-- Directions --
Scan the entries below for the word "mins", then copy each line that holds it.
◆ ◆ ◆ ◆
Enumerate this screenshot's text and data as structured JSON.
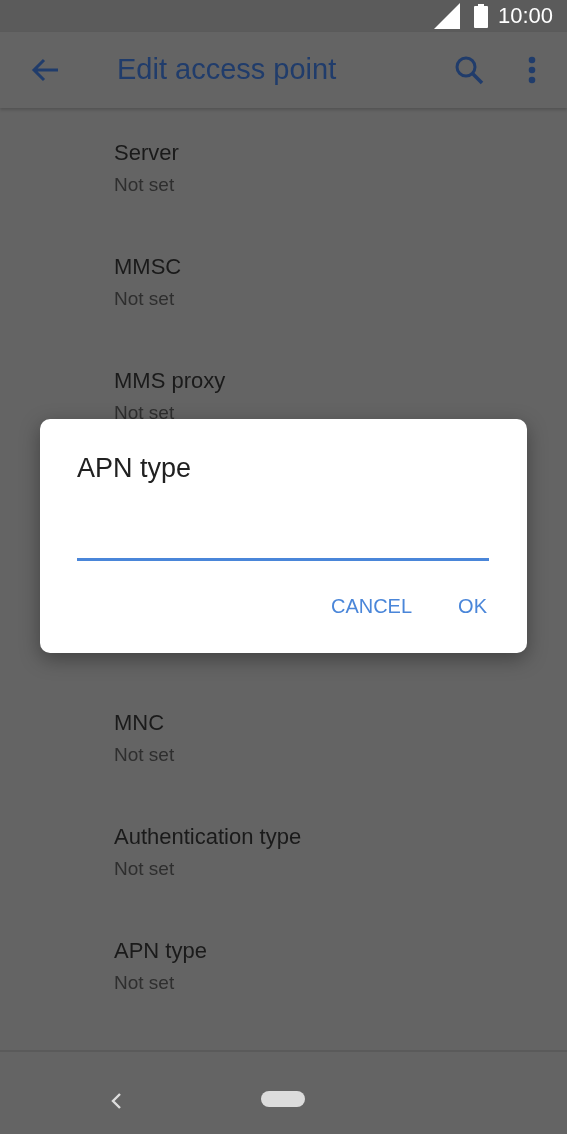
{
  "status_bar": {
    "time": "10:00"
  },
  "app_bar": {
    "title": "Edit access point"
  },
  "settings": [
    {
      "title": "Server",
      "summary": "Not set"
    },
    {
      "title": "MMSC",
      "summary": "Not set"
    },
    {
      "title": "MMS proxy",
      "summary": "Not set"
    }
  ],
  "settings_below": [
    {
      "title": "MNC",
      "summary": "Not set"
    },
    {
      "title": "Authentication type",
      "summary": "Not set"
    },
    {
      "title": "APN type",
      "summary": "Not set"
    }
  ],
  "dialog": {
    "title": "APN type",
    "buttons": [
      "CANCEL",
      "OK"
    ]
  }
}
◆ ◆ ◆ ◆
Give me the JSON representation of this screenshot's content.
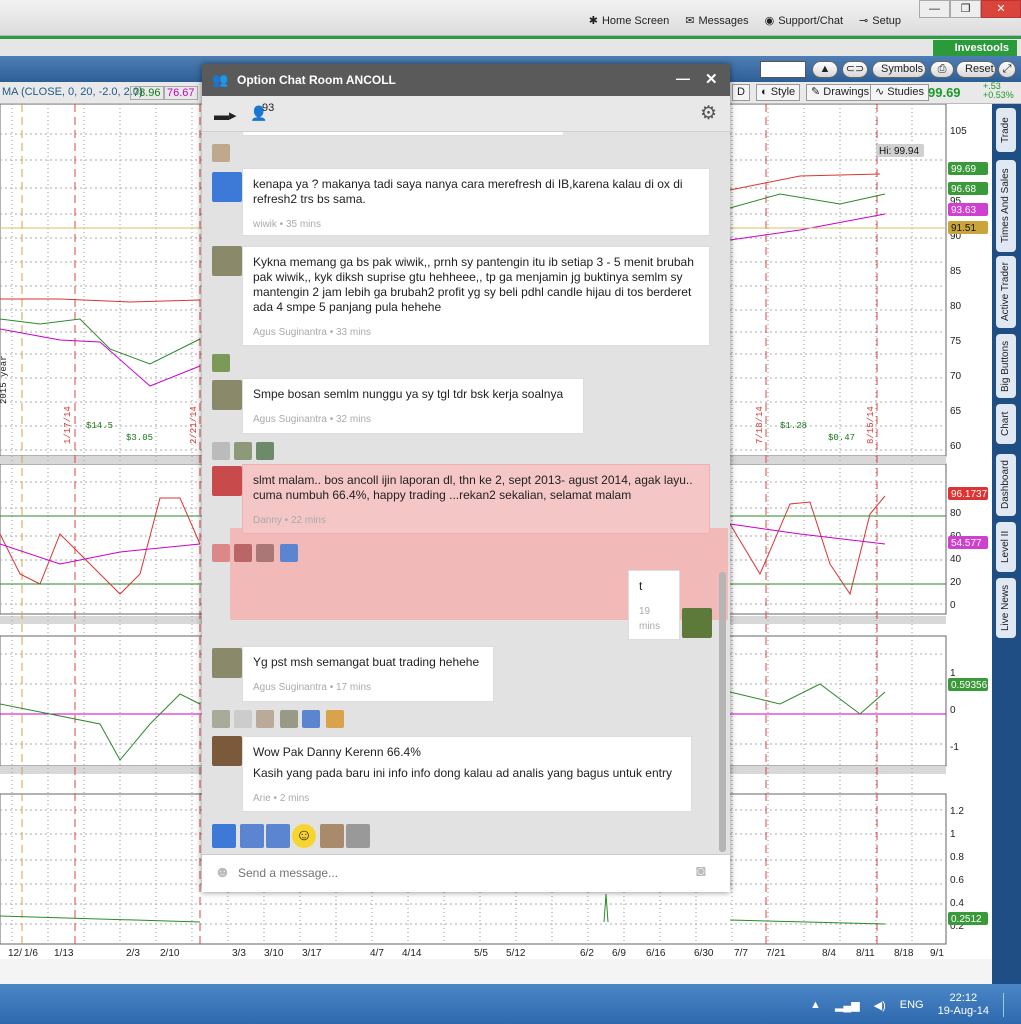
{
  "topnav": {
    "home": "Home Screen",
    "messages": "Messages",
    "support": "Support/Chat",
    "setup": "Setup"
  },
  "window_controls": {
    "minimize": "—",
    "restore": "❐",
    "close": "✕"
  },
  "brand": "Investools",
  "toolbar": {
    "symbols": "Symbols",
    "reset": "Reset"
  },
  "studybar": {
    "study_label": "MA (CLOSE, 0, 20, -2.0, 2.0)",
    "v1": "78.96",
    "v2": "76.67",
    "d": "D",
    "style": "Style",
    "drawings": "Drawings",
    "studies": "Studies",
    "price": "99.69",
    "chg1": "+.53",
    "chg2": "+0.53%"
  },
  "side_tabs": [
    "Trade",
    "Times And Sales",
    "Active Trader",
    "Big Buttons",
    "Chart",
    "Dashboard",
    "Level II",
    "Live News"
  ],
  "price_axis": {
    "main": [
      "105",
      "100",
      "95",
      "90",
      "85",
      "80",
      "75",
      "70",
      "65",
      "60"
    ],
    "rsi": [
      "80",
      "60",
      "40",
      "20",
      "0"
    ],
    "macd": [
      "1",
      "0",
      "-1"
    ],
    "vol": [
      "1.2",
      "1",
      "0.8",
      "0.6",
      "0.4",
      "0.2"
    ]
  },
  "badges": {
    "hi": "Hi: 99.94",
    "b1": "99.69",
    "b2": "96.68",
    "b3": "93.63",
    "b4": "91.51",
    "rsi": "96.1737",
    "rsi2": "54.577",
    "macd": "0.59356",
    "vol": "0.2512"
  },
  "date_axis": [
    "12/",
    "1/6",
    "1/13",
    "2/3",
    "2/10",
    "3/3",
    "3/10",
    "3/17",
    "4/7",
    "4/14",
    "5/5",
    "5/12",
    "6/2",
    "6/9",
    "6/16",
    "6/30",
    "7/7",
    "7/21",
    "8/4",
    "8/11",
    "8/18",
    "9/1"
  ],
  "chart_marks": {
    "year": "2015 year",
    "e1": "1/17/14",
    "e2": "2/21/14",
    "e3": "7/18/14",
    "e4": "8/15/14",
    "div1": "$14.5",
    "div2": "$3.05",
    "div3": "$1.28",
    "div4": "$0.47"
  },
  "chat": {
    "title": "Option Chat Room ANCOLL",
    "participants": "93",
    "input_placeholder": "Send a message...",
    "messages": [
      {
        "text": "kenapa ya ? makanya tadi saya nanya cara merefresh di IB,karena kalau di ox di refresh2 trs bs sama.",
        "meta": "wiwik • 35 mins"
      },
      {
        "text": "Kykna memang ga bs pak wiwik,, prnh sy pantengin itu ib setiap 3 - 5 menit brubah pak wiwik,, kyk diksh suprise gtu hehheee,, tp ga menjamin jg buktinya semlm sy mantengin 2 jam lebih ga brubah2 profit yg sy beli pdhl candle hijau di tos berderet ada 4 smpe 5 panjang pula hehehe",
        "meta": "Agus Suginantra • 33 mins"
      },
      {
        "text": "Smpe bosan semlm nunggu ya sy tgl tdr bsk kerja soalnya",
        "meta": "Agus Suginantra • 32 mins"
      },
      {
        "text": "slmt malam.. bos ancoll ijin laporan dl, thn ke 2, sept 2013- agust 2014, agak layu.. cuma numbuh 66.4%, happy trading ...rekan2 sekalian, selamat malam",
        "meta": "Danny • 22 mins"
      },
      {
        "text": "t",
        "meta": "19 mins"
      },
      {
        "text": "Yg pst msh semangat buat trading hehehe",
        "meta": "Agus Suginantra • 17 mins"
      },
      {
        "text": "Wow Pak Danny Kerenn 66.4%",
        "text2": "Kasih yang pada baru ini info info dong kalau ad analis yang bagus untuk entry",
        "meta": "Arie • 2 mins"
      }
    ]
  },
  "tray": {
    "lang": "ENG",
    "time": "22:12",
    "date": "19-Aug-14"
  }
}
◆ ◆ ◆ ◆
-- Response --
        "meta": "wiwik • 35 mins"
        "meta": "Agus Suginantra • 33 mins"
        "meta": "Agus Suginantra • 32 mins"
        "meta": "Danny • 22 mins"
        "meta": "19 mins"
        "meta": "Agus Suginantra • 17 mins"
        "meta": "Arie • 2 mins"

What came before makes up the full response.